Mr Jones warned that these assemblies will be 'just another tier of bureaucracy on top of a plethora of decision-making bodies'. He urged ministers at Labour's local government conference in Cardiff this weekend to concentrate on:
* simplifying overly complex regional decision-making processes
* raising the performance of widely-supported regional development agencies
* pushing through proposals for speeding up the planning process
* sorting out problems with the UK's transport infrastructure urgently
* improving the skills base
'This is an ambitious agenda for action that would make a real difference to economic growth in the English regions,' Mr Jones said. 'RDAs are a good route to focus this action. The government must deliver on this agenda and not get distracted by other energy-consuming initiatives that are of questionable value.'
He added: 'Local government can be a solution not a problem. But business does not want an ineffective and expensive talking shop.
'We have little confidence that elected assemblies would be best able to tackle the problems of economic growth and job creation or that they would attract good enough people to make a real difference.
'Having more politicians will not address the need for more investment and skilled people. Another layer of similar politicians will cost money, cause delay and do nothing to help the restructuring of business in England.'

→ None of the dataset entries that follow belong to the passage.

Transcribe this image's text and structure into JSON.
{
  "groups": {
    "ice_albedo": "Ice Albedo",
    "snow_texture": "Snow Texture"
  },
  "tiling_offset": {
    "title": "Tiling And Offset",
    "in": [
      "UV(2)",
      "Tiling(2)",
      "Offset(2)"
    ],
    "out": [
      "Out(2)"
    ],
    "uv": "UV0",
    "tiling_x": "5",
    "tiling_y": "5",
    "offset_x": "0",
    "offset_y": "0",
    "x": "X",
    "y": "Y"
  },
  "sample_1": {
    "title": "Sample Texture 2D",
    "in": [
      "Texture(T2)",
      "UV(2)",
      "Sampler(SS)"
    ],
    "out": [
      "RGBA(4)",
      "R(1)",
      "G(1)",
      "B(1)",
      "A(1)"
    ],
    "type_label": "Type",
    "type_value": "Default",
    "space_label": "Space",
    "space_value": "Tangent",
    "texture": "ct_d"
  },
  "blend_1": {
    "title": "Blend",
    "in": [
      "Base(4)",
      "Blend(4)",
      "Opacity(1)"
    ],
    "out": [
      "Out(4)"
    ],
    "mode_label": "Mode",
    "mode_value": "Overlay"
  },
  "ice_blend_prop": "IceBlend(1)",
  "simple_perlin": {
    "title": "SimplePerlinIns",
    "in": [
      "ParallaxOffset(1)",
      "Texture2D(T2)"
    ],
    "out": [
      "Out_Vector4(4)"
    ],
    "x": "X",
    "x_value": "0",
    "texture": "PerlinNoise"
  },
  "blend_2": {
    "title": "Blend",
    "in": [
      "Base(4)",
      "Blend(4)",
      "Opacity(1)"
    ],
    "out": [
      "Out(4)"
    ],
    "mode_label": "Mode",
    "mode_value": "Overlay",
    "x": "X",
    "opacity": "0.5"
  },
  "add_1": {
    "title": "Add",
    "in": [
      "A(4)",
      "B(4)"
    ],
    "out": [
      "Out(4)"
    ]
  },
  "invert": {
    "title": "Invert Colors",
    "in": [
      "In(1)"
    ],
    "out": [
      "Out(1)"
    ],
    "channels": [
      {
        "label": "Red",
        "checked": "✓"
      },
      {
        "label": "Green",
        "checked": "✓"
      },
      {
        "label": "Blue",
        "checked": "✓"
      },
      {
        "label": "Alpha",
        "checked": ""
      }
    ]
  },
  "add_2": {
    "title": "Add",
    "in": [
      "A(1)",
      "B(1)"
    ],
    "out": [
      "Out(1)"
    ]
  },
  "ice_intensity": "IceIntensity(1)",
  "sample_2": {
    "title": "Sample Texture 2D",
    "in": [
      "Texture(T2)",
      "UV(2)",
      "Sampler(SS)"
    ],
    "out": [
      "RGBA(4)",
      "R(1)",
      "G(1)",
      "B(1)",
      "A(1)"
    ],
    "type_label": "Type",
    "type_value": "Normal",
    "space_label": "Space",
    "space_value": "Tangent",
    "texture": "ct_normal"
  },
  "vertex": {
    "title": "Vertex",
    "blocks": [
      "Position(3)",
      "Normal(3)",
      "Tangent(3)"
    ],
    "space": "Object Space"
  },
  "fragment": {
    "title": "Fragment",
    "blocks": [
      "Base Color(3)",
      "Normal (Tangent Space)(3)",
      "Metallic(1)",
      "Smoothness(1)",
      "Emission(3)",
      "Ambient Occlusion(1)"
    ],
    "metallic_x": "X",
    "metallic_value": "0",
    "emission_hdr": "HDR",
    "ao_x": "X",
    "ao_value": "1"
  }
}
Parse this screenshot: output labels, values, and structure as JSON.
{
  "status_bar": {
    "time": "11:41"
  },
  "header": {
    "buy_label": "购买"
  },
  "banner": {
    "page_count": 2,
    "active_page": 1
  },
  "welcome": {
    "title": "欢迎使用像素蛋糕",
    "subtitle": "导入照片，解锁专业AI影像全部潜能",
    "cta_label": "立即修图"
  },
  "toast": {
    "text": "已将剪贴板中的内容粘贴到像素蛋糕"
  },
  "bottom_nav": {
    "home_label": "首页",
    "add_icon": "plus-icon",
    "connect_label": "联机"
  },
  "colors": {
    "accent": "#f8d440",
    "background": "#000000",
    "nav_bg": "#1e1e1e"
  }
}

The CBI director general will add that firms are so far unimpressed with the business benefits of devolution.
'Firms in Scotland and Wales accepted, of course, the referendum results creating the Scottish parliament and Welsh assembly. But there is a great deal of scepticism about the positive impact these institutions have had on wealth creation. Political rhetoric does nothing for competitiveness.'
He will conclude: 'Business is not looking for constitutional tinkering. It is looking for action that will make a real difference to the long-standing economic problems that many regions face. RDAs are getting there. Ministers would be wise to ensure they deliver.'
The government plans to publish later this year a white paper on regional governance, which is set to include plans for elected regional assemblies where there is local support.